Jacob DiTore ’19 has had the unique experience of playing on the men’s volleyball team, is now an assistant coach for the men’s volleyball team, and is also a staff member as the associate director for annual giving.
“[Pat] has empowered our student-athletes and their respective programs to compete at the highest level,” said DiTore. “Her leadership in our community and presence on the sidelines will be greatly missed. She has left Emerson athletics in a better place than where it was when she first entered our pride, and for that I can’t thank her enough. Once a Lion, always a Lion.”
And Lion prides continue to claw its way to higher peaks than ever before. The majority of the program’s team have qualified for NEWMAC postseason tournaments. The men’s basketball team has been to the NCAA Division III tournament twice.
This Fall semester, the women’s soccer team was ranked nationally, a first for any Emerson team. And both the women’s and men’s soccer teams advanced to the NEWMAC championship (with the women winning and advancing to the NCAA Division III tournament).
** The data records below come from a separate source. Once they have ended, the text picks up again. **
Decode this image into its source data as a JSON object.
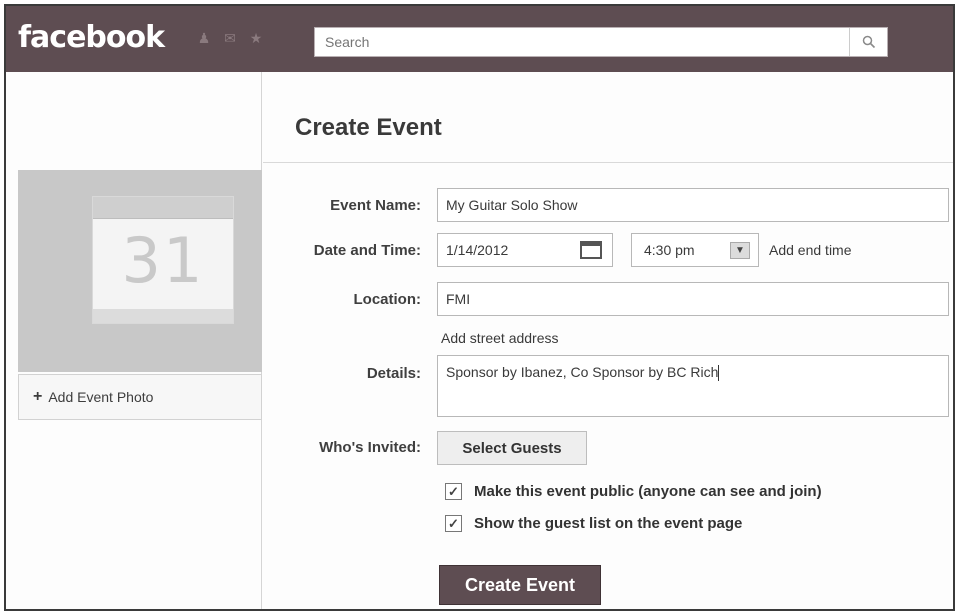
{
  "header": {
    "logo": "facebook",
    "search_placeholder": "Search"
  },
  "sidebar": {
    "calendar_number": "31",
    "add_photo_label": "Add Event Photo"
  },
  "form": {
    "title": "Create Event",
    "event_name_label": "Event Name:",
    "event_name_value": "My Guitar Solo Show",
    "date_time_label": "Date and Time:",
    "date_value": "1/14/2012",
    "time_value": "4:30 pm",
    "add_end_time": "Add end time",
    "location_label": "Location:",
    "location_value": "FMI",
    "add_street_address": "Add street address",
    "details_label": "Details:",
    "details_value": "Sponsor by Ibanez, Co Sponsor by BC Rich",
    "invited_label": "Who's Invited:",
    "select_guests": "Select Guests",
    "public_option": "Make this event public (anyone can see and join)",
    "guest_list_option": "Show the guest list on the event page",
    "public_checked": true,
    "guest_list_checked": true,
    "create_button": "Create Event"
  },
  "colors": {
    "header_bg": "#5e4d52",
    "button_bg": "#5e4d52"
  }
}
“I’m really proud of what we’ve done academically. Our women’s basketball team had the highest GPA in the entire country, including Divisions I, II, and III. That’s more than 1,000 institutions,” said Nicol. “I think we’ve built a culture of a holistic success, academically, athletically, and where we sit within the college.”
Nicol learned what makes athletics departments successful starting when she was a cross-country runner at the University of Rhode Island (she eventually was inducted into their Athletics Hall of Fame). She has worked in college athletics for 42 years, with 35 of those at the college administration level.
Nicol started as a track and field coach at Division I West Virginia University, took time off from working to raise her children, taught physical education, and then had an opportunity to get back into college athletics in 1990, as the associate director of athletics for Providence College (DII).
Nicol felt that Divisions I and II prioritized the “athlete” part of student-athlete over the academics. More often, athletic directors start in Division III, then move to II, and I, but Nicol went in the opposite direction because she believes the philosophy of Division III allows for more of a balance.
“Her expertise in giving all 243 student-athletes an all-around academic and athletic experience that is second to none stands out for everyone to see,” said Stan Nance, Senior Associate Director of Athletics for External Affairs. “Well done is better than well said.”